Journalism as democracy
: Howard Rheingold writes in OJR about the power of online — weblogs, moblogs, et al — in re journalism and democracy, making the point I was trying to make about the interest in the Iran story on weblogs vs. the coverage of it in media:
Journalism, if it is to deserve the name, is not about the quality of the camera, but about the journalist’s intuition, integrity, courage, inquisitiveness, analytic and expressive capabilities, and above all, the trust the journalist has earned among readers.
Good journalists discern compelling stories in events, cultivate and mobilize networks of sources, double check and triple check facts, develop reputations that can only be won by getting the story right week after week, year after year….
Now, by subscribing and linking to online sources we trust, the consumers of blog content are becoming a kind of collective editorial system. The more attentively we sift and analyze and share our discoveries online, the more the writers of blogs (and whatever blogs evolve into) can grow a social intelligence….
For all its entertainment and social networking value, the most important promise of blogging is that it could help revivify the moribund public sphere that is as essential to democracy as voting. The petitions, letters to the editor, pamphleteering that preceded the American and French revolutions were essential enabling institutions for the experiments in self-government that followed….
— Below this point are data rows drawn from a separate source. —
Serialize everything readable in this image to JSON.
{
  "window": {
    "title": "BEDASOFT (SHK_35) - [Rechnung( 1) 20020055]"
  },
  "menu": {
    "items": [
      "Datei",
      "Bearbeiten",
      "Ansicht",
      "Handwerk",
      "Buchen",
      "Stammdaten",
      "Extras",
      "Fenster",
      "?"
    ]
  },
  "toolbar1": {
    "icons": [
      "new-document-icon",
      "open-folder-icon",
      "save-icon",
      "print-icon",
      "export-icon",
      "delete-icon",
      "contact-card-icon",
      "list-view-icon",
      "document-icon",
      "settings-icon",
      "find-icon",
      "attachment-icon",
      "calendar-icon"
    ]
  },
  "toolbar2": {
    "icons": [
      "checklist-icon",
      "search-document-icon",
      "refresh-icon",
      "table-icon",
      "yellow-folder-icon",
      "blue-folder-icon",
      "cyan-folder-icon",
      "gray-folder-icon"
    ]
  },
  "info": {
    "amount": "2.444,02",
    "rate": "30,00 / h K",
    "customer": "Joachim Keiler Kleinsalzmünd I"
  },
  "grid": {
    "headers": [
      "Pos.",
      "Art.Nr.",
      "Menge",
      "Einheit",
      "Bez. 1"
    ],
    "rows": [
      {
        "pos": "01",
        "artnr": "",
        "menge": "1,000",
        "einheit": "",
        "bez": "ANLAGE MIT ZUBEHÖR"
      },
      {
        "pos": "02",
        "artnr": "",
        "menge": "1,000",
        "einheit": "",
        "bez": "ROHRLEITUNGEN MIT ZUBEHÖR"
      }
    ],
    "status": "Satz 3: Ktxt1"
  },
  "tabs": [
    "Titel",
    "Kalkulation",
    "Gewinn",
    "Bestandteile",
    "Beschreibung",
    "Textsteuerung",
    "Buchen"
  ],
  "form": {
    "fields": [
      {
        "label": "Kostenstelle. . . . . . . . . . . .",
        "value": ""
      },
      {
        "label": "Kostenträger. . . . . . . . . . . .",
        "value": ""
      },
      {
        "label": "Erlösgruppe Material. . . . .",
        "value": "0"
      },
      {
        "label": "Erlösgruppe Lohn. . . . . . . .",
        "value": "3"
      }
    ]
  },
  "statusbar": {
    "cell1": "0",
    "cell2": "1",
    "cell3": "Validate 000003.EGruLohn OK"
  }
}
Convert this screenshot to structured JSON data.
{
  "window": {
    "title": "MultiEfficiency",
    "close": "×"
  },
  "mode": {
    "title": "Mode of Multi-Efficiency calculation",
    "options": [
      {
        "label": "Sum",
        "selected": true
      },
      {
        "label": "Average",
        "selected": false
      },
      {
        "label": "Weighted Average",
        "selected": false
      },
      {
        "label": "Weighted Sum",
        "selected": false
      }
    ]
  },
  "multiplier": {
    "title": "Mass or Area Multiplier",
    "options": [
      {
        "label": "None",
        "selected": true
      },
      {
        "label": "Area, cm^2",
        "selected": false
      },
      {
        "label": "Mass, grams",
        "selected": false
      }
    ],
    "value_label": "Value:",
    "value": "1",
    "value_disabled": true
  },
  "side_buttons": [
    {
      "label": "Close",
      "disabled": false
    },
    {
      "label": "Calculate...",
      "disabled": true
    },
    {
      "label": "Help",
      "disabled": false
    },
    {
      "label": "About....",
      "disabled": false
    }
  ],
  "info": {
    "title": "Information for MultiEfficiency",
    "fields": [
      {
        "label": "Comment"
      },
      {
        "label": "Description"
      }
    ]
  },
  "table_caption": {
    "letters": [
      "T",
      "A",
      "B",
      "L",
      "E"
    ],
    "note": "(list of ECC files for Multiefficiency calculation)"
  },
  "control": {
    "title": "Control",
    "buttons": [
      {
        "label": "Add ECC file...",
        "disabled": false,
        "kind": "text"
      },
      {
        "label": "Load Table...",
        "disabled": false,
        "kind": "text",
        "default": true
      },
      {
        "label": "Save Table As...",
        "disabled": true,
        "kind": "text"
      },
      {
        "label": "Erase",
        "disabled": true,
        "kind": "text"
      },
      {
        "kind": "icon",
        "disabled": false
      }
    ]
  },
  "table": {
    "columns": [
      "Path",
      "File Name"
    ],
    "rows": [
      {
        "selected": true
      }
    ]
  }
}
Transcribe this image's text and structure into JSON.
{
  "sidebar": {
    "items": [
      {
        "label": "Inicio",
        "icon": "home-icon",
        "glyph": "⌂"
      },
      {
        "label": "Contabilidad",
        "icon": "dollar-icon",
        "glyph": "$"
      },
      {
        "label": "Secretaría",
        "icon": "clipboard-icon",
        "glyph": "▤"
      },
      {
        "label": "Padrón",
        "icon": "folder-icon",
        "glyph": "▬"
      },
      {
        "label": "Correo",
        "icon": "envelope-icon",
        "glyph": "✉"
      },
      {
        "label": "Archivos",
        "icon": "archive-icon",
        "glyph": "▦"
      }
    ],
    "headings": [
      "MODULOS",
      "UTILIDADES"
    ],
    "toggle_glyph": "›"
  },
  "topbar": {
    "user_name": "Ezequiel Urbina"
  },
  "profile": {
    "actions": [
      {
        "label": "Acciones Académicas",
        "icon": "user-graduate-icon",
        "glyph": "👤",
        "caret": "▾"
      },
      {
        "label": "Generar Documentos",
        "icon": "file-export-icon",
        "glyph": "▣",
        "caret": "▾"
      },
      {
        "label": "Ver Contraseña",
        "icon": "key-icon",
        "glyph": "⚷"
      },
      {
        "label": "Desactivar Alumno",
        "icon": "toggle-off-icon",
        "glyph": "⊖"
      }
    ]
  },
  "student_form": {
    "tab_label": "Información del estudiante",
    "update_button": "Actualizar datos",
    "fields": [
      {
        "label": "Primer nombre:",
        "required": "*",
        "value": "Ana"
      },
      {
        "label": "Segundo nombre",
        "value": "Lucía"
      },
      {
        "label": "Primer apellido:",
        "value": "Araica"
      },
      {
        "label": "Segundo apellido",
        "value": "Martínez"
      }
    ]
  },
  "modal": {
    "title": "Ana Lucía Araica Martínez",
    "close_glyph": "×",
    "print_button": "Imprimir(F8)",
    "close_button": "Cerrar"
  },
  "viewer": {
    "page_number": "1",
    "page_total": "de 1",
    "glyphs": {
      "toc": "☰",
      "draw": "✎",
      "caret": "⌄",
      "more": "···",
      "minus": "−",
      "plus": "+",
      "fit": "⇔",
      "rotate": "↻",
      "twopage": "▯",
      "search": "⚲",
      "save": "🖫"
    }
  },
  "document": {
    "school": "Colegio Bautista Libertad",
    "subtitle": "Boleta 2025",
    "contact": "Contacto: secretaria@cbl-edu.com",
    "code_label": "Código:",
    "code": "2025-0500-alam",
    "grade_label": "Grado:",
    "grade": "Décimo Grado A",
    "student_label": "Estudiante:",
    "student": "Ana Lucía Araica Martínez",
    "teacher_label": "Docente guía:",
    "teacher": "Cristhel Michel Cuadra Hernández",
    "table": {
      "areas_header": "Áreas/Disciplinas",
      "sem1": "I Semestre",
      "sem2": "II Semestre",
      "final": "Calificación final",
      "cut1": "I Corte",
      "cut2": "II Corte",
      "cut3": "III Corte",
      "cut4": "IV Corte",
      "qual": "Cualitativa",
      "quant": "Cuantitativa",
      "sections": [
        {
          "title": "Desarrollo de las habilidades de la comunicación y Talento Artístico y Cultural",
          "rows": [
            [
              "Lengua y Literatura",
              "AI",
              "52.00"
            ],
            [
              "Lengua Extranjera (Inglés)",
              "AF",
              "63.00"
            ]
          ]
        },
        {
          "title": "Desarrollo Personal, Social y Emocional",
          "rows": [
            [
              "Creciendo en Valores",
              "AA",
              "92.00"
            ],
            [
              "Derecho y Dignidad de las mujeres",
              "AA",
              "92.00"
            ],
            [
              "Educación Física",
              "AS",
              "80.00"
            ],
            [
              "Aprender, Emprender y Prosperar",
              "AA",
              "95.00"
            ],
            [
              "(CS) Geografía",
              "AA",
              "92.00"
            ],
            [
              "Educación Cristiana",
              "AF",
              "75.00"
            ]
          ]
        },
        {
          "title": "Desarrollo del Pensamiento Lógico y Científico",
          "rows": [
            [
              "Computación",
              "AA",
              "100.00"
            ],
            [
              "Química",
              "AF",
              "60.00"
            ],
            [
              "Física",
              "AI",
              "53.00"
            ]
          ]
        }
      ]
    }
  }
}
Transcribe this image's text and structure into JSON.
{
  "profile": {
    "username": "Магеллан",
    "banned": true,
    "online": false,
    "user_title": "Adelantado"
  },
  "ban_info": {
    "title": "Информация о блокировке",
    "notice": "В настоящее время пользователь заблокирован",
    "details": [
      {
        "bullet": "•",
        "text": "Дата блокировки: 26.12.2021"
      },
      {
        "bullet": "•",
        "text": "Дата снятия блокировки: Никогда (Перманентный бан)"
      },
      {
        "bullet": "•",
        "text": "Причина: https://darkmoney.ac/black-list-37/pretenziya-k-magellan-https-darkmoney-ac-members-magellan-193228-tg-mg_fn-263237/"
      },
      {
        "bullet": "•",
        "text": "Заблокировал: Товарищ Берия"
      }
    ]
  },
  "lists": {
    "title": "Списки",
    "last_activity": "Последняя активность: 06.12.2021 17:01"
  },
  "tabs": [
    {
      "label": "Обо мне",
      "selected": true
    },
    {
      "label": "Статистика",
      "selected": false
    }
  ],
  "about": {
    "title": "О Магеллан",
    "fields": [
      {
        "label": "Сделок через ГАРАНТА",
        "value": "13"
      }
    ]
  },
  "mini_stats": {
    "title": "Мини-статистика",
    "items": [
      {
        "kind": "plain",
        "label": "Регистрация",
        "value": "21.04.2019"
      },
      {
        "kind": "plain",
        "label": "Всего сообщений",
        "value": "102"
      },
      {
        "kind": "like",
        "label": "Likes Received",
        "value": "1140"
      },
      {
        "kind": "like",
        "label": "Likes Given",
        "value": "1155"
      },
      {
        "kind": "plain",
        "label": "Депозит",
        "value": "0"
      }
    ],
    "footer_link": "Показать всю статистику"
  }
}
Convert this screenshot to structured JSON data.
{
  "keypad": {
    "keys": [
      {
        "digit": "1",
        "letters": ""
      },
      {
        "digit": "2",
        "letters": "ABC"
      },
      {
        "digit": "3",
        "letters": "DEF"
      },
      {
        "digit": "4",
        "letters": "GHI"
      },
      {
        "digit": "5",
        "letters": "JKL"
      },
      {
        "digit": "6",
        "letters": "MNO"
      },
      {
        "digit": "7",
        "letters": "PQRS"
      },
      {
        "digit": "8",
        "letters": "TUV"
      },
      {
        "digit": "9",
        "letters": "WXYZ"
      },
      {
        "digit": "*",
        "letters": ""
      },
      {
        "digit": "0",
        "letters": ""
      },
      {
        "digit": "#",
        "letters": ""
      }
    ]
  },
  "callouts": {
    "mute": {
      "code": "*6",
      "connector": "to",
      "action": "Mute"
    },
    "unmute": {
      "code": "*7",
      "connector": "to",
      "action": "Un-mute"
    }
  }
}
Thus, the collective brain of the blogosphere edits the news (and fact-checks it) and brings not only stories but also causes of interest to the surface (see Iran). [via Cyberwriter]